* Cranberries for juice, sauce, and other processed foods are `wet harvested,' a method adopted by Massachusetts growers in the mid-1960s from Wisconsin farmers.
Before then, farm workers used to move across the bogs on their hands and knees, removing the berries from the vines by combing them with slotted wooden scoops.
The first step in wet harvesting is to partially flood the bogs. Then the ripened fruit is beaten off the plant with a special machine. The bogs are flooded further, and the buoyant berries are corralled by wader-clad workers using wooden booms. (See photo.) After sifting out the grass and leaves, workers load the fruit into a trailer truck and transport it to a receiving station, where it is prepared for delivery to processing plants.
To harvest the bagged cranberries destined for cooking or for stringing at Christmastime, growers use the `dry harvesting' method, which treats the fruit more delicately. Workers walk behind 400-pound motorized picking machines with teeth and rollers that trim the vines and strip off the berries. Old-fashioned wooden scoops may still be used to gather berries growing along ditches that are unreachable by the picking machines.
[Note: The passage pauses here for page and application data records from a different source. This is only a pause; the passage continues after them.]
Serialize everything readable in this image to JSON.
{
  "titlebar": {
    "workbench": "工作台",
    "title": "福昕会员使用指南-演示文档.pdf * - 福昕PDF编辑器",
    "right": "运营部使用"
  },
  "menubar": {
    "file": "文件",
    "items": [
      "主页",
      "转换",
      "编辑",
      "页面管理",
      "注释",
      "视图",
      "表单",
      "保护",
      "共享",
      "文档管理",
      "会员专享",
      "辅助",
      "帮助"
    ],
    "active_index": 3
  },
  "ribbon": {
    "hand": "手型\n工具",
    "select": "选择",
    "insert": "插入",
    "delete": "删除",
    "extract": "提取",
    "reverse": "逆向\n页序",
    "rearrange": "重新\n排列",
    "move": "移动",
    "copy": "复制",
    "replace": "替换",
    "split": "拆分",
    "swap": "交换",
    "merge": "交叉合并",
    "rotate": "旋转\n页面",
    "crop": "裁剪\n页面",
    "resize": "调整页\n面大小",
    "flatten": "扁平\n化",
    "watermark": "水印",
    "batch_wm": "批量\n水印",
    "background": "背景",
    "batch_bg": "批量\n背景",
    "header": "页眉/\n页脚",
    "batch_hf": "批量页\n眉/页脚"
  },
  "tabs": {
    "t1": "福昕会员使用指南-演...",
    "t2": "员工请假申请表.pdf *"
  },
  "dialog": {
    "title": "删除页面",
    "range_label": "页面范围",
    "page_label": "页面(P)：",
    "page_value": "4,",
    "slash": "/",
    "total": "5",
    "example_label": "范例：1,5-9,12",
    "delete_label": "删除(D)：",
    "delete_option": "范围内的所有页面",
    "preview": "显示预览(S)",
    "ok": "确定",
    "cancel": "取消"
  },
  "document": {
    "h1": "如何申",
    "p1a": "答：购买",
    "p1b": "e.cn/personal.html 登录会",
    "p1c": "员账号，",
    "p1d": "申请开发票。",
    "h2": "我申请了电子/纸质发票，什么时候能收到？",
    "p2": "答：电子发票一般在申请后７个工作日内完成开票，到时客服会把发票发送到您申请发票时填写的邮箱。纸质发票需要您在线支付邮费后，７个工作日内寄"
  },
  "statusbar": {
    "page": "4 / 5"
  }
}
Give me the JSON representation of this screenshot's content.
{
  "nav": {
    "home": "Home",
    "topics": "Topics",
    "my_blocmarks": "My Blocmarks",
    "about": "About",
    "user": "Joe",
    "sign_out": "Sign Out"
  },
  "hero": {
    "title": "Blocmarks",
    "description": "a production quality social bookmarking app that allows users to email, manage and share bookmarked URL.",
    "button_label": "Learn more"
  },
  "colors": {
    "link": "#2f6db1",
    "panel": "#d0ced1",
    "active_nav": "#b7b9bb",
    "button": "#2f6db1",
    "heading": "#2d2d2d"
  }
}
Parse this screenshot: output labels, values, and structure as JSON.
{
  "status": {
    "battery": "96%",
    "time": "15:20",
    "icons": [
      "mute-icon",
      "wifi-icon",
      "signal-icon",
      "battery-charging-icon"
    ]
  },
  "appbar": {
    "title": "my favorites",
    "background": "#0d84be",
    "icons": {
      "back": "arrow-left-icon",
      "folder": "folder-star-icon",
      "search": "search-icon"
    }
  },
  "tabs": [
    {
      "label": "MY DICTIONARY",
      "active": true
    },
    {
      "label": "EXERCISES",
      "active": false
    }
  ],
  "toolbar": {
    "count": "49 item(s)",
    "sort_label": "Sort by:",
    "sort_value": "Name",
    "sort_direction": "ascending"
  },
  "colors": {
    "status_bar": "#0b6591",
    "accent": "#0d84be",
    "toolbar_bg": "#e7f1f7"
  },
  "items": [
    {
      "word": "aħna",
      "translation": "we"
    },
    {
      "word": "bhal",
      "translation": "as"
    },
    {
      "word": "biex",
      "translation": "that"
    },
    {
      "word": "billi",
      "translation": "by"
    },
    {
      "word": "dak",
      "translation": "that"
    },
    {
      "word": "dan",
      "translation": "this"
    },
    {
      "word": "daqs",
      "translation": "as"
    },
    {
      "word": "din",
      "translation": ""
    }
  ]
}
The berries are poured into crates that are lifted by helicopter (heavy trucks would damage the bogs) to trucks that take the berries to receiving stations, where they are sorted, cleaned, and packaged for delivery to grocery stores.
Both harvesting methods will be demonstrated Oct. 16-18 at the cranberry festival on Nantucket Island, Mass., the site of the world's largest cranberry bog. For information on the festival, contact the Nantucket Island Chamber of Commerce: (508) 228-1700.